In this collection, Tidhar managed to create an extremely vivid world, very easily picturable and realistic. You can almost smell everything, the street, the meals and the people.
At first, it can be a little overwhelming, I could feel how Tidhar invested himself into Central Station and how much he wanted us, readers, to see his world the way he did. The first stories of this collection especailly are full of descriptions of pretty much everything, we were told how they looked, how they felt, how they smelled and sometimes how they tasted. At first, it can be a tad too much but once you get used to it, it’s actually very interesting.
As I said before, Central Station is more a collection of short stories than a novel and most of the stories/chapters were previously published in SF magazines (mostly in Clarkesworld, Analog and Interzone). I believe that only two stories were original to this collection.

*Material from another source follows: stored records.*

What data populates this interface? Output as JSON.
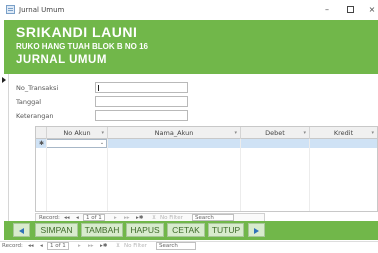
{
  "window": {
    "title": "Jurnal Umum",
    "min_glyph": "–",
    "close_glyph": "×"
  },
  "header": {
    "company": "SRIKANDI LAUNI",
    "address": "RUKO HANG TUAH BLOK B NO 16",
    "form_title": "JURNAL UMUM"
  },
  "fields": [
    {
      "label": "No_Transaksi",
      "value": ""
    },
    {
      "label": "Tanggal",
      "value": ""
    },
    {
      "label": "Keterangan",
      "value": ""
    }
  ],
  "grid": {
    "columns": [
      "No Akun",
      "Nama_Akun",
      "Debet",
      "Kredit"
    ],
    "sort_glyph": "▾",
    "new_row_glyph": "✱",
    "dropdown_glyph": "⌄"
  },
  "subform_nav": {
    "record_label": "Record:",
    "first": "◂◂",
    "prev": "◂",
    "position": "1 of 1",
    "next": "▸",
    "last": "▸▸",
    "new": "▸✱",
    "filter": "No Filter",
    "search": "Search"
  },
  "buttons": {
    "prev_icon": "arrow-left",
    "simpan": "SIMPAN",
    "tambah": "TAMBAH",
    "hapus": "HAPUS",
    "cetak": "CETAK",
    "tutup": "TUTUP",
    "next_icon": "arrow-right"
  },
  "main_nav": {
    "record_label": "Record:",
    "first": "◂◂",
    "prev": "◂",
    "position": "1 of 1",
    "next": "▸",
    "last": "▸▸",
    "new": "▸✱",
    "filter": "No Filter",
    "search": "Search"
  },
  "colors": {
    "header_green": "#71b74a",
    "button_fill": "#d8ebcd",
    "button_text": "#3e6a2a",
    "arrow_blue": "#2f72b8",
    "grid_newrow": "#cfe2f5"
  }
}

All of the stories are pretty short and I sometimes wished they were longer. I read a fair number of short fiction recently and I don’t usually struggle with their lenght however, most of the stories in Central Station left me a bit frustrated at the end. Indeed, They were full of great ideas but sometimes they felt underdevelopped. Some of them could have been novellas or even full novels. Yes, most of the stories were interlinked to form a « kind-of » novel but, it wasn’t enough for me…
However, it had great ideas and reflexions on evolution, humanity, diversity, love and discovery and I really appreciated how innovative it was.
For this, I can only recommend this to all the science fiction readers out there. It had some flaws, but, at least, it was trying new things. (And you can’t say that for all the SF out there.)
It wouldn’t surprise me at all to find Central Station in a bunch of awards shortlists next year and it would 100 % deserve it !